The task:
Could you show each line of the records that contains the word "caption"?

***** Exercise material *****

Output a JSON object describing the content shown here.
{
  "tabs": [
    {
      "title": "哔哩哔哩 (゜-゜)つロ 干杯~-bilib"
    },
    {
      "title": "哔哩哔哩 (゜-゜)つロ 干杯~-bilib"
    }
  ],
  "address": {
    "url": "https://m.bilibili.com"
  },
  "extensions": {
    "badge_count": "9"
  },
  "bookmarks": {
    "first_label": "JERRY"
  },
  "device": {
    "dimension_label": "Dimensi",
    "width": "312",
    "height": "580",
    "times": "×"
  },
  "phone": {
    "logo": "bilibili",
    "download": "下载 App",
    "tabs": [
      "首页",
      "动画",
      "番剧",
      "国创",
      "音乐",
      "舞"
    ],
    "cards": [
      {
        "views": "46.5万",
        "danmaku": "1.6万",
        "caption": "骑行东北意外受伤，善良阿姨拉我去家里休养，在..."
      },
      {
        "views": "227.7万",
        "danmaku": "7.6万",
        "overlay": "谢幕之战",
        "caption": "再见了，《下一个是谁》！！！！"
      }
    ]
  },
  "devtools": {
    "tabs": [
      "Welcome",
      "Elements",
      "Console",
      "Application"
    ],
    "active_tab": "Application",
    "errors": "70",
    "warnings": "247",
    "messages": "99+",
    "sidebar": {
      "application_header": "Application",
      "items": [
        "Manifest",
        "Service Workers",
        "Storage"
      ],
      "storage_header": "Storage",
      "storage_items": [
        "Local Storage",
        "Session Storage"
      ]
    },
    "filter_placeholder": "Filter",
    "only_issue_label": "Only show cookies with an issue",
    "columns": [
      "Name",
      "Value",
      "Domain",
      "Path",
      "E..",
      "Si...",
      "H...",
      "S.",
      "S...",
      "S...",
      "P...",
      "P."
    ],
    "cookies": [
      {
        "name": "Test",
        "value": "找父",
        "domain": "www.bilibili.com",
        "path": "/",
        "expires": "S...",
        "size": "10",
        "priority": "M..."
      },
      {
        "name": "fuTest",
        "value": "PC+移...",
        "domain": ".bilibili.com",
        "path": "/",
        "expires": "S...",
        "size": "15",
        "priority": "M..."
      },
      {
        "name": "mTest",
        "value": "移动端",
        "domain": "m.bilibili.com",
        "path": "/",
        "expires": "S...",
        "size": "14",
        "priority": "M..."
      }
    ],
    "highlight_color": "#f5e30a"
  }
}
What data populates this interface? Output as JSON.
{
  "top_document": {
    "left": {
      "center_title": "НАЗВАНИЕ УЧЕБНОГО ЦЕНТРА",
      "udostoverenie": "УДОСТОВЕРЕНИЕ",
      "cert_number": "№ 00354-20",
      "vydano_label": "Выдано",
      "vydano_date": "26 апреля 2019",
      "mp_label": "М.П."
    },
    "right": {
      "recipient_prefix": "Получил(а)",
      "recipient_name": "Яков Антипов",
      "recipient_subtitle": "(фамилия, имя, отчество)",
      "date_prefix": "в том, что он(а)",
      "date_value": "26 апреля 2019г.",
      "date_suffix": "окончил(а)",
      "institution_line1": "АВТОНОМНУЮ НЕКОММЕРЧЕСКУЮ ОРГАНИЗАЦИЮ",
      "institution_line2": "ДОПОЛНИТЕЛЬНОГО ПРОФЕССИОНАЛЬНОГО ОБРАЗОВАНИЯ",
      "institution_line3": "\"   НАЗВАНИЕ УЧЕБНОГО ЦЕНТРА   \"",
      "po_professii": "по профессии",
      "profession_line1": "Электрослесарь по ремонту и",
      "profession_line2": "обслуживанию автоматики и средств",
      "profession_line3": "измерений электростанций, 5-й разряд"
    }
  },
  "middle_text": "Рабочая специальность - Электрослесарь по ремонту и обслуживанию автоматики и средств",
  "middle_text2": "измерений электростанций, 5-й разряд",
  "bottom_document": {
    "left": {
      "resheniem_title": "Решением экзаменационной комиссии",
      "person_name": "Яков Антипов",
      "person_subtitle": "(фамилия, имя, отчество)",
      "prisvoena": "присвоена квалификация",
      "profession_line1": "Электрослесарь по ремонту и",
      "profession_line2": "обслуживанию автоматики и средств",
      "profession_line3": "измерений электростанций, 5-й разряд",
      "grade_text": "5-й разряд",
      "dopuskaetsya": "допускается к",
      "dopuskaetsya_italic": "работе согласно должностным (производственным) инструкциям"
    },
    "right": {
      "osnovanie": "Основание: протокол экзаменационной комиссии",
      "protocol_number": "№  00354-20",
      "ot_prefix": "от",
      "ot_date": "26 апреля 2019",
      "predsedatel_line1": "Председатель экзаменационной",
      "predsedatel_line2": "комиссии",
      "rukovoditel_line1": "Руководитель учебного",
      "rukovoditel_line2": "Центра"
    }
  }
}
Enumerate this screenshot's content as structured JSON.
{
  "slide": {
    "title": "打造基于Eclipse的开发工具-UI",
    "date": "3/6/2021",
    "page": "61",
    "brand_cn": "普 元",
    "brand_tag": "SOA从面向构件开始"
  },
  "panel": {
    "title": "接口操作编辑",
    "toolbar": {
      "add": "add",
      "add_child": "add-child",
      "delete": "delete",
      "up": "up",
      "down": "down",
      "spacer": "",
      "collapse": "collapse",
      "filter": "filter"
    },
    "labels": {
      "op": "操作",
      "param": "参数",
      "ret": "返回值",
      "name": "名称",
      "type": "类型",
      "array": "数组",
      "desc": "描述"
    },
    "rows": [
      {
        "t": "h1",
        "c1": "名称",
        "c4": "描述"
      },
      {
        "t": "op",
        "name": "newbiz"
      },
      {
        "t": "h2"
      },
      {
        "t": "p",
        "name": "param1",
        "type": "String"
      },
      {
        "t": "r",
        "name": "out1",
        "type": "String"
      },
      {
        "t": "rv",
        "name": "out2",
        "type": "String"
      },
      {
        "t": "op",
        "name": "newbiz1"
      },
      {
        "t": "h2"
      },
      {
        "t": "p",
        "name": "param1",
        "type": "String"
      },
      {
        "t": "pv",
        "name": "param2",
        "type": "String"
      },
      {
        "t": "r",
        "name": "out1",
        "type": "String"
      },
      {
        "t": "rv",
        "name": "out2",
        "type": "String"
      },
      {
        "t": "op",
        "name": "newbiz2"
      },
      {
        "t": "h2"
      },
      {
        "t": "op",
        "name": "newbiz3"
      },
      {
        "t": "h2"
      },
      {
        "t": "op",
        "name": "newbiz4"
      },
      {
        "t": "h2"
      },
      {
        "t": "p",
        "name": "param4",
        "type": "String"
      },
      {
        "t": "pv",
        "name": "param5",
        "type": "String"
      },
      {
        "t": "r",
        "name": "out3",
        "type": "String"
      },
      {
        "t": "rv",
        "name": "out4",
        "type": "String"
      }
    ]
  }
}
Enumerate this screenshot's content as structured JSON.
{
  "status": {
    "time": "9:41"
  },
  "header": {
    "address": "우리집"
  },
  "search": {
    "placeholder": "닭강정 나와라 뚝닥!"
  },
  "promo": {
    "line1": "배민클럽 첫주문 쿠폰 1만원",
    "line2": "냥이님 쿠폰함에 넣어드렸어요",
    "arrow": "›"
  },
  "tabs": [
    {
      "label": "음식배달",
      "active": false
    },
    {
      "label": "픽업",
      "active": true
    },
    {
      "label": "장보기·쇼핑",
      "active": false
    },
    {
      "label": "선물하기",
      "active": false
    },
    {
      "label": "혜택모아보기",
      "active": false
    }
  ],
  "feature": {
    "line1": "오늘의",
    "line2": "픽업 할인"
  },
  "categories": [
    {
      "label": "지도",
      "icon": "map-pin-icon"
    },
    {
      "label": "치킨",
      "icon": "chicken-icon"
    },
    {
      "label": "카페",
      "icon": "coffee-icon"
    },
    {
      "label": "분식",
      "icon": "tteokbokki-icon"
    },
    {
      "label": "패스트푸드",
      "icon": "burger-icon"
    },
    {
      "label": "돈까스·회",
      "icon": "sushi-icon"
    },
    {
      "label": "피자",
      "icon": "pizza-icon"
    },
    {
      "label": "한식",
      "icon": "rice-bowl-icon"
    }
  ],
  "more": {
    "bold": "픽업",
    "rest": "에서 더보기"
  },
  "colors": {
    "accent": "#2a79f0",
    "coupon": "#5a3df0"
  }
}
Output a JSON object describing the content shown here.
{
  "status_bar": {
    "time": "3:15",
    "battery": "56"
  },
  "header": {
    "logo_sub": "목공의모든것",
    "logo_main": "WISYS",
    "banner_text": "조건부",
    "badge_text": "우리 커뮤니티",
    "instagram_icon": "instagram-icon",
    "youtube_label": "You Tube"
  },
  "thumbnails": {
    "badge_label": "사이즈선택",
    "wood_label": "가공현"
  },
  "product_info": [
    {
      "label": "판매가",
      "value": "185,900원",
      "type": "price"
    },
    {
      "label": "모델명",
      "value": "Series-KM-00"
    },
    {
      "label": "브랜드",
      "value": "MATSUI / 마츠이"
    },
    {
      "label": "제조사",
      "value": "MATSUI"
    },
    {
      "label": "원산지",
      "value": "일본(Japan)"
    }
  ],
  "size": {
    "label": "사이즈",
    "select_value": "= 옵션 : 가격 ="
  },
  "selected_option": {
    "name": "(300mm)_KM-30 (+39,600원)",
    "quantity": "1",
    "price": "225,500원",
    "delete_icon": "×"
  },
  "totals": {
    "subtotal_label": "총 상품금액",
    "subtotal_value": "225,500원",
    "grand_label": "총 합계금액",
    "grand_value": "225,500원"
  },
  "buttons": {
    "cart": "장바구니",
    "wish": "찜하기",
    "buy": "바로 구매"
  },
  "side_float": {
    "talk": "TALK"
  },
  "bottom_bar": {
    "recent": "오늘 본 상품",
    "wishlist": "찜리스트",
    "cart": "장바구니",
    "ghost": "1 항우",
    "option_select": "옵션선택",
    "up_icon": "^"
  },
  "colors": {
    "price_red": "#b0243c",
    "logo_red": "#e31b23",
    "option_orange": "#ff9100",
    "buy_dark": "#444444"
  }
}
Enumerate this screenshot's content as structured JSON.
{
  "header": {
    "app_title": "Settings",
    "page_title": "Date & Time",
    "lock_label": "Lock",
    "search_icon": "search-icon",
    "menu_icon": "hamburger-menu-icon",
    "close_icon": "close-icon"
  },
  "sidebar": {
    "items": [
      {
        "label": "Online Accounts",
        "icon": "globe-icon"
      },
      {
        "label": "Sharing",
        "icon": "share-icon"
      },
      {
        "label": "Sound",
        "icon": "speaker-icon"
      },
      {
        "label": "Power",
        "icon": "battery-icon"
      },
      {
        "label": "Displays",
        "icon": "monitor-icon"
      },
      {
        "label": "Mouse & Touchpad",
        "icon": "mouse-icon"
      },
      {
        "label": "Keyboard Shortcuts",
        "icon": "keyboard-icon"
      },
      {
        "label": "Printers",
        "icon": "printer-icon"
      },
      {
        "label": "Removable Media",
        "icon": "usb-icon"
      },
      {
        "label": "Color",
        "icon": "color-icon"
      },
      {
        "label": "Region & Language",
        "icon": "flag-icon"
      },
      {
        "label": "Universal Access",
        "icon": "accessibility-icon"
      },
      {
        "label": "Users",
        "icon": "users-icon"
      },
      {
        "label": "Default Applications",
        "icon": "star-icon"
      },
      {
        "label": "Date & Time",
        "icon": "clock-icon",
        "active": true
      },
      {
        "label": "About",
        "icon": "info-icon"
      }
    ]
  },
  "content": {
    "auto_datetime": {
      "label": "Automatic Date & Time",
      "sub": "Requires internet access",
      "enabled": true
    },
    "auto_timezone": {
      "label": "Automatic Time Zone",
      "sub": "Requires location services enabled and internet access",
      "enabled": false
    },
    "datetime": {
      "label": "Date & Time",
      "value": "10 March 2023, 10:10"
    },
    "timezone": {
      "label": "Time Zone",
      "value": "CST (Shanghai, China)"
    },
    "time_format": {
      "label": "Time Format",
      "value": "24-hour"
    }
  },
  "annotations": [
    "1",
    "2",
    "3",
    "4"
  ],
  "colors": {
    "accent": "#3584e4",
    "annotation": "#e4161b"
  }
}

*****

Exercise response:
        "caption": "骑行东北意外受伤，善良阿姨拉我去家里休养，在..."
        "caption": "再见了，《下一个是谁》！！！！"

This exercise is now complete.